John Campey, Executive Director of SPT (pictured on right) receives a "Vital Ideas" Award on behalf of Social Planning Toronto at the Toronto Community Foundation's Award Ceremony on June 22, 2011. Other recipients included SEDI, Toronto Acorn, TO Fund for Student Success, and Working Skills Centre.
Social Planning Toronto’s (SPT) mandate is to create a liveable, affordable city by addressing four priority areas through community engagement, policy analysis, and research: labour markets and income security; education and human development; housing and community infrastructure; and public finance and resource allocation.
SPT has researched the impact of homelessness on children’s education in Toronto, and have found that 58% of children in shelters had attended three or more schools. They have identified problems homeless children face related to residential instability and family and school disruptions, and provide recommendations to educators and shelter staff to improve their situation.
The Vital Ideas grant supports translating the research into action by creating a resource that captures the impact of homelessness on children’s school success and shares best practices to improve their educational experience. The resource will help shelters and schools to address this complex issue, and to share strategies for removing barriers that vulnerable children and youth face.

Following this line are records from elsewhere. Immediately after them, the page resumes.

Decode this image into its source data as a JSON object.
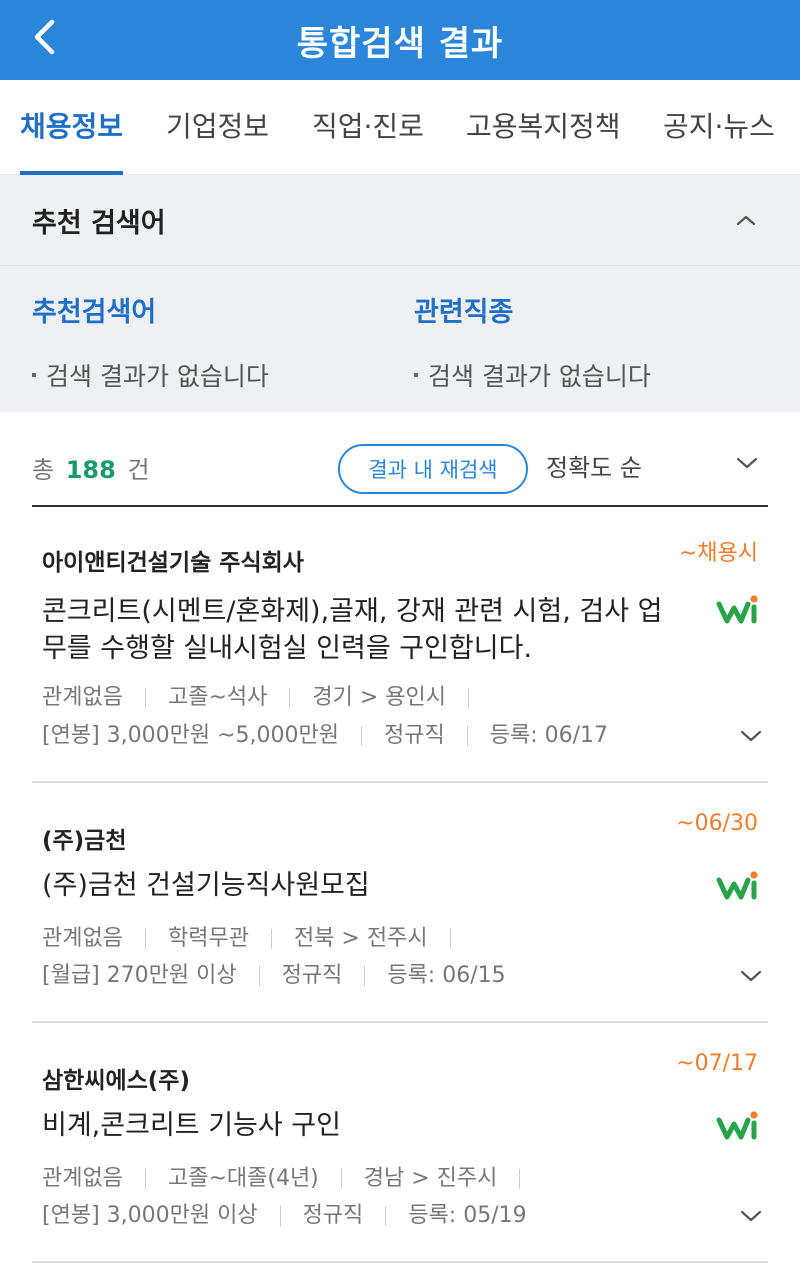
{
  "header": {
    "title": "통합검색 결과",
    "back_icon": "chevron-left-icon"
  },
  "tabs": [
    {
      "label": "채용정보",
      "active": true
    },
    {
      "label": "기업정보",
      "active": false
    },
    {
      "label": "직업·진로",
      "active": false
    },
    {
      "label": "고용복지정책",
      "active": false
    },
    {
      "label": "공지·뉴스",
      "active": false
    }
  ],
  "recommend": {
    "section_title": "추천 검색어",
    "collapse_icon": "chevron-up-icon",
    "columns": [
      {
        "title": "추천검색어",
        "empty_text": "검색 결과가 없습니다"
      },
      {
        "title": "관련직종",
        "empty_text": "검색 결과가 없습니다"
      }
    ]
  },
  "summary": {
    "prefix": "총",
    "count": "188",
    "suffix": "건",
    "research_label": "결과 내 재검색",
    "sort_label": "정확도 순"
  },
  "jobs": [
    {
      "company": "아이앤티건설기술 주식회사",
      "deadline": "~채용시",
      "title": "콘크리트(시멘트/혼화제),골재, 강재 관련 시험, 검사 업무를 수행할 실내시험실 인력을 구인합니다.",
      "meta1": [
        "관계없음",
        "고졸~석사",
        "경기 > 용인시"
      ],
      "meta2": [
        "[연봉] 3,000만원 ~5,000만원",
        "정규직",
        "등록: 06/17"
      ]
    },
    {
      "company": "(주)금천",
      "deadline": "~06/30",
      "title": "(주)금천 건설기능직사원모집",
      "meta1": [
        "관계없음",
        "학력무관",
        "전북 > 전주시"
      ],
      "meta2": [
        "[월급] 270만원 이상",
        "정규직",
        "등록: 06/15"
      ]
    },
    {
      "company": "삼한씨에스(주)",
      "deadline": "~07/17",
      "title": "비계,콘크리트 기능사 구인",
      "meta1": [
        "관계없음",
        "고졸~대졸(4년)",
        "경남 > 진주시"
      ],
      "meta2": [
        "[연봉] 3,000만원 이상",
        "정규직",
        "등록: 05/19"
      ]
    }
  ],
  "colors": {
    "header": "#2b86d9",
    "active_tab": "#1f6fc5",
    "count": "#1a9a6a",
    "deadline": "#f07d2b",
    "logo_green": "#27a34a",
    "logo_orange": "#f07d2b"
  }
}
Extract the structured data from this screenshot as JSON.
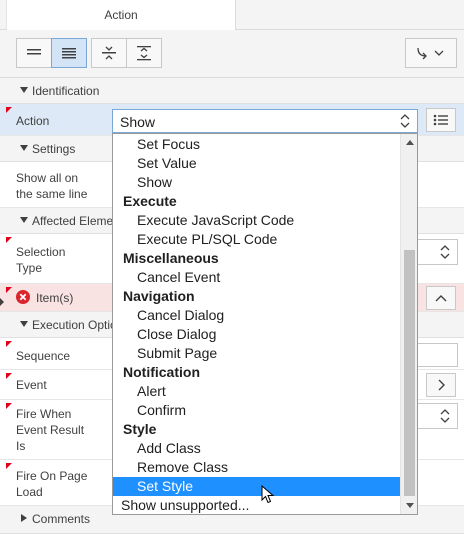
{
  "tab": {
    "label": "Action"
  },
  "toolbar": {
    "buttons": [
      "list-view-icon",
      "grid-view-icon",
      "collapse-all-icon",
      "expand-all-icon",
      "go-to-group-icon"
    ]
  },
  "sections": {
    "identification": "Identification",
    "settings": "Settings",
    "affected_elements": "Affected Eleme",
    "execution_options": "Execution Optic",
    "comments": "Comments"
  },
  "properties": {
    "action": "Action",
    "show_all_line1": "Show all on",
    "show_all_line2": "the same line",
    "selection_type_line1": "Selection",
    "selection_type_line2": "Type",
    "items": "Item(s)",
    "sequence": "Sequence",
    "event": "Event",
    "fire_when_line1": "Fire When",
    "fire_when_line2": "Event Result",
    "fire_when_line3": "Is",
    "fire_on_load_line1": "Fire On Page",
    "fire_on_load_line2": "Load"
  },
  "action_select": {
    "value": "Show"
  },
  "dropdown": {
    "items": [
      {
        "text": "Set Focus",
        "kind": "opt"
      },
      {
        "text": "Set Value",
        "kind": "opt"
      },
      {
        "text": "Show",
        "kind": "opt"
      },
      {
        "text": "Execute",
        "kind": "grp"
      },
      {
        "text": "Execute JavaScript Code",
        "kind": "opt"
      },
      {
        "text": "Execute PL/SQL Code",
        "kind": "opt"
      },
      {
        "text": "Miscellaneous",
        "kind": "grp"
      },
      {
        "text": "Cancel Event",
        "kind": "opt"
      },
      {
        "text": "Navigation",
        "kind": "grp"
      },
      {
        "text": "Cancel Dialog",
        "kind": "opt"
      },
      {
        "text": "Close Dialog",
        "kind": "opt"
      },
      {
        "text": "Submit Page",
        "kind": "opt"
      },
      {
        "text": "Notification",
        "kind": "grp"
      },
      {
        "text": "Alert",
        "kind": "opt"
      },
      {
        "text": "Confirm",
        "kind": "opt"
      },
      {
        "text": "Style",
        "kind": "grp"
      },
      {
        "text": "Add Class",
        "kind": "opt"
      },
      {
        "text": "Remove Class",
        "kind": "opt"
      },
      {
        "text": "Set Style",
        "kind": "opt",
        "highlighted": true
      },
      {
        "text": "Show unsupported...",
        "kind": "plain"
      }
    ]
  },
  "colors": {
    "highlight": "#1e90ff",
    "selected_row": "#dde9f6",
    "error_row": "#f9e2e2",
    "required_marker": "#e0001a",
    "error_icon": "#d9262c"
  }
}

Vital Ideas - High-Impact Initiatives in Toronto: Replication, Documentation and Promotion
A Vital Idea is a high-impact program, project, or organization that has been piloted or is currently in operation that helps make Toronto a better place to live, work, learn and grow. Our goal is to help connect these Vital Ideas with others in our community who can learn from them, benefit from them and support them to increase their impact. Our aim is to ensure that Vital Ideas secure the attention and support they deserve so that they can sustain and grow their contribution to improving Torontonians’ quality of life.
The Vital Ideas grant stream is unique in that it provides grants of up to $30,000 for strategic activities beyond direct programming. Vital Ideas grants enable proven, effective organizations to expand their reach, share their experience and better sustain their impact. The investment in these strategic activities is meant to be a one-time investment in building the capacity of not-for-profits.
The Toronto Community Foundation supports strategic activities that help make the impact of a Vital Idea more sustainable. In other words, the Vital Idea grant is not program funding but is a capacity-building grant (for use to increase the effectiveness of a program or organization). The Community Foundation provides grants of up to $30,000 over one year.